- Opening Delimiter -

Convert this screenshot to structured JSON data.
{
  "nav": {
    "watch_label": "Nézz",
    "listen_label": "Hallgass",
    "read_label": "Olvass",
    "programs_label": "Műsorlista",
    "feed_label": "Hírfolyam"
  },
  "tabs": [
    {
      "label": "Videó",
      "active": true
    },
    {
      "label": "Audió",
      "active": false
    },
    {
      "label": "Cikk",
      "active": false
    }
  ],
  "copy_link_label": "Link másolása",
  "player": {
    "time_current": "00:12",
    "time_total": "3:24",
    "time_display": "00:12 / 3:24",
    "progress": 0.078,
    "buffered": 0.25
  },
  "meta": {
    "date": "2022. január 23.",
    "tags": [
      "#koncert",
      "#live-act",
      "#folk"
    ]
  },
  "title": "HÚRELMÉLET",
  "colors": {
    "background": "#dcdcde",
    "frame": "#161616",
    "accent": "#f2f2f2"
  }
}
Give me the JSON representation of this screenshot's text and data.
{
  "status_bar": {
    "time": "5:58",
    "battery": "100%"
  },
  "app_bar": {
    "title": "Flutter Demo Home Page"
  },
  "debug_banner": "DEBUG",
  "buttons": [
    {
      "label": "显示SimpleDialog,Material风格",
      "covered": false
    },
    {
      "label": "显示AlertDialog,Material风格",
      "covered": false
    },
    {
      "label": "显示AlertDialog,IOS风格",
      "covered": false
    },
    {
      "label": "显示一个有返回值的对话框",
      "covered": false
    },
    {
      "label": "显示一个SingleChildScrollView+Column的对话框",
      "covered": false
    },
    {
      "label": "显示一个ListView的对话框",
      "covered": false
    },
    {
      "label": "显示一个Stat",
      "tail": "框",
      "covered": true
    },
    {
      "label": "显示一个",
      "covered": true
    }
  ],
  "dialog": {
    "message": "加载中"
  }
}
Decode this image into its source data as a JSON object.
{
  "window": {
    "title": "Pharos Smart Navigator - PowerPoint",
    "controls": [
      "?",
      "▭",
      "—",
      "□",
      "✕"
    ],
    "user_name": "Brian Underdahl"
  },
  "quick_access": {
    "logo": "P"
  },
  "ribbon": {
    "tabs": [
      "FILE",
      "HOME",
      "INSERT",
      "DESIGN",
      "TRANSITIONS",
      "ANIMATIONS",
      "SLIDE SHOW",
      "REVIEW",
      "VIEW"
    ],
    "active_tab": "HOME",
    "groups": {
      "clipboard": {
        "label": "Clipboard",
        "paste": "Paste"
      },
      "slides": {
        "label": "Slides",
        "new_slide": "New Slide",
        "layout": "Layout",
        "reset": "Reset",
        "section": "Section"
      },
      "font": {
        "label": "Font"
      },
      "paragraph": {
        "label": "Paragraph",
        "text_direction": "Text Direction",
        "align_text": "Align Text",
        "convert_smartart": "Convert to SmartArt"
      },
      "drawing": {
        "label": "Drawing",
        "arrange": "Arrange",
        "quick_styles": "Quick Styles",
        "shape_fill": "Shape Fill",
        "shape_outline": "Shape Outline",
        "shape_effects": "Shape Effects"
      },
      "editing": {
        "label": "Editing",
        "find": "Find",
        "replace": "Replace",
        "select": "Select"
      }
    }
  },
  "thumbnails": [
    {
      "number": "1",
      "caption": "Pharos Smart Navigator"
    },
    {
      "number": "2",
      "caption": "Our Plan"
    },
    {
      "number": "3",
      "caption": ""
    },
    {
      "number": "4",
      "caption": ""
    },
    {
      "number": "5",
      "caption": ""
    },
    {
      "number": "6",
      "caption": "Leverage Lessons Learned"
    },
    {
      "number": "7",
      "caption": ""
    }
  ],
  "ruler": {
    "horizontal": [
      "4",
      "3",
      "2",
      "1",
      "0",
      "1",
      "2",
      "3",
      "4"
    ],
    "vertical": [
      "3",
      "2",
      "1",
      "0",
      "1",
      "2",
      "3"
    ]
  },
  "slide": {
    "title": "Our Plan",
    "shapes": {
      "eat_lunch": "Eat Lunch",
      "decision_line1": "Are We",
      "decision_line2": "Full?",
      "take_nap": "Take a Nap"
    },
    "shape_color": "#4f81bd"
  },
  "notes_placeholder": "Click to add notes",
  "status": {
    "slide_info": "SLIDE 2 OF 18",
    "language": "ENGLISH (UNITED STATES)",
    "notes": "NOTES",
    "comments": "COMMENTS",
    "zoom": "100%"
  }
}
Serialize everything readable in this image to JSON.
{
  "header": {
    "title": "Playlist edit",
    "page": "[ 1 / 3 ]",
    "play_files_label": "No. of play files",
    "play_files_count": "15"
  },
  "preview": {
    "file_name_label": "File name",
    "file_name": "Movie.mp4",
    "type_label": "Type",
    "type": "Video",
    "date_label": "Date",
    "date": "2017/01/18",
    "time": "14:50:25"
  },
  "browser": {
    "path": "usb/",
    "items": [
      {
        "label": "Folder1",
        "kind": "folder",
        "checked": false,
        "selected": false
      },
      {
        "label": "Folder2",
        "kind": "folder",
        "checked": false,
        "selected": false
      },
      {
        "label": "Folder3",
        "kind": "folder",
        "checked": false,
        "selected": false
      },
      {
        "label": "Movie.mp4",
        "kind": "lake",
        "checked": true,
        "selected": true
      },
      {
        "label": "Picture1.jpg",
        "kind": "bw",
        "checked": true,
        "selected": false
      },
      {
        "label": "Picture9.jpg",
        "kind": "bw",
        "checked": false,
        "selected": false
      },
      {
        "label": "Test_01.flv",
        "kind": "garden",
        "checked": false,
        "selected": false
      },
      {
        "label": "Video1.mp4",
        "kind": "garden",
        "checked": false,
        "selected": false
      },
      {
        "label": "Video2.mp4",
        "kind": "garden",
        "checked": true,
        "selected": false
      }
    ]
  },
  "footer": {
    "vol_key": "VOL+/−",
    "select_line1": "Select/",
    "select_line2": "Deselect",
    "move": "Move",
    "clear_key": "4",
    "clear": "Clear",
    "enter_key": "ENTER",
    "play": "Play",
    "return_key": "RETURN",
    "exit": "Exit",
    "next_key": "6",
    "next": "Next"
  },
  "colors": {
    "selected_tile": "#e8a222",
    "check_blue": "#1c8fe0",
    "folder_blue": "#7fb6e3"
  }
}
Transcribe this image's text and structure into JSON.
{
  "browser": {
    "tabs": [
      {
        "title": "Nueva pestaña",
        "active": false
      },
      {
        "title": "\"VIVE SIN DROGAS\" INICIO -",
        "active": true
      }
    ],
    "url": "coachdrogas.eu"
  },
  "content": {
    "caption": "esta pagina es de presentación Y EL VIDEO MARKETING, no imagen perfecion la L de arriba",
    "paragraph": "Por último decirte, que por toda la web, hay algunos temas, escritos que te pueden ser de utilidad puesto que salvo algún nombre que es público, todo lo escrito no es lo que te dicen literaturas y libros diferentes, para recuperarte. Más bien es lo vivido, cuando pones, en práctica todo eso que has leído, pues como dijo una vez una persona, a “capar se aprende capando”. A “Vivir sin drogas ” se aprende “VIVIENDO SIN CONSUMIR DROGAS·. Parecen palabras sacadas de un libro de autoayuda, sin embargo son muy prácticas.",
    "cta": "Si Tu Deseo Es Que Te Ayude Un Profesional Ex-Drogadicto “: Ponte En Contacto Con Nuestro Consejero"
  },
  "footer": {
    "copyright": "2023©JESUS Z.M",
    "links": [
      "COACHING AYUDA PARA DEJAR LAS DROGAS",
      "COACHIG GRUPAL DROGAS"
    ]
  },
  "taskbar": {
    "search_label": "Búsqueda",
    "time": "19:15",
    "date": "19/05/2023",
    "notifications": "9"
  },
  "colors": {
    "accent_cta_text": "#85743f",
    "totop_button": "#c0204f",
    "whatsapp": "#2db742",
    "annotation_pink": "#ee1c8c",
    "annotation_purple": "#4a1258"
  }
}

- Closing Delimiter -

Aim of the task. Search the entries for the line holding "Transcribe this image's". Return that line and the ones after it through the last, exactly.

Expected output.
Transcribe this image's text and structure into JSON.
{
  "browser": {
    "tabs": [
      {
        "title": "Nueva pestaña",
        "active": false
      },
      {
        "title": "\"VIVE SIN DROGAS\" INICIO -",
        "active": true
      }
    ],
    "url": "coachdrogas.eu"
  },
  "content": {
    "caption": "esta pagina es de presentación Y EL VIDEO MARKETING, no imagen perfecion la L de arriba",
    "paragraph": "Por último decirte, que por toda la web, hay algunos temas, escritos que te pueden ser de utilidad puesto que salvo algún nombre que es público, todo lo escrito no es lo que te dicen literaturas y libros diferentes, para recuperarte. Más bien es lo vivido, cuando pones, en práctica todo eso que has leído, pues como dijo una vez una persona, a “capar se aprende capando”. A “Vivir sin drogas ” se aprende “VIVIENDO SIN CONSUMIR DROGAS·. Parecen palabras sacadas de un libro de autoayuda, sin embargo son muy prácticas.",
    "cta": "Si Tu Deseo Es Que Te Ayude Un Profesional Ex-Drogadicto “: Ponte En Contacto Con Nuestro Consejero"
  },
  "footer": {
    "copyright": "2023©JESUS Z.M",
    "links": [
      "COACHING AYUDA PARA DEJAR LAS DROGAS",
      "COACHIG GRUPAL DROGAS"
    ]
  },
  "taskbar": {
    "search_label": "Búsqueda",
    "time": "19:15",
    "date": "19/05/2023",
    "notifications": "9"
  },
  "colors": {
    "accent_cta_text": "#85743f",
    "totop_button": "#c0204f",
    "whatsapp": "#2db742",
    "annotation_pink": "#ee1c8c",
    "annotation_purple": "#4a1258"
  }
}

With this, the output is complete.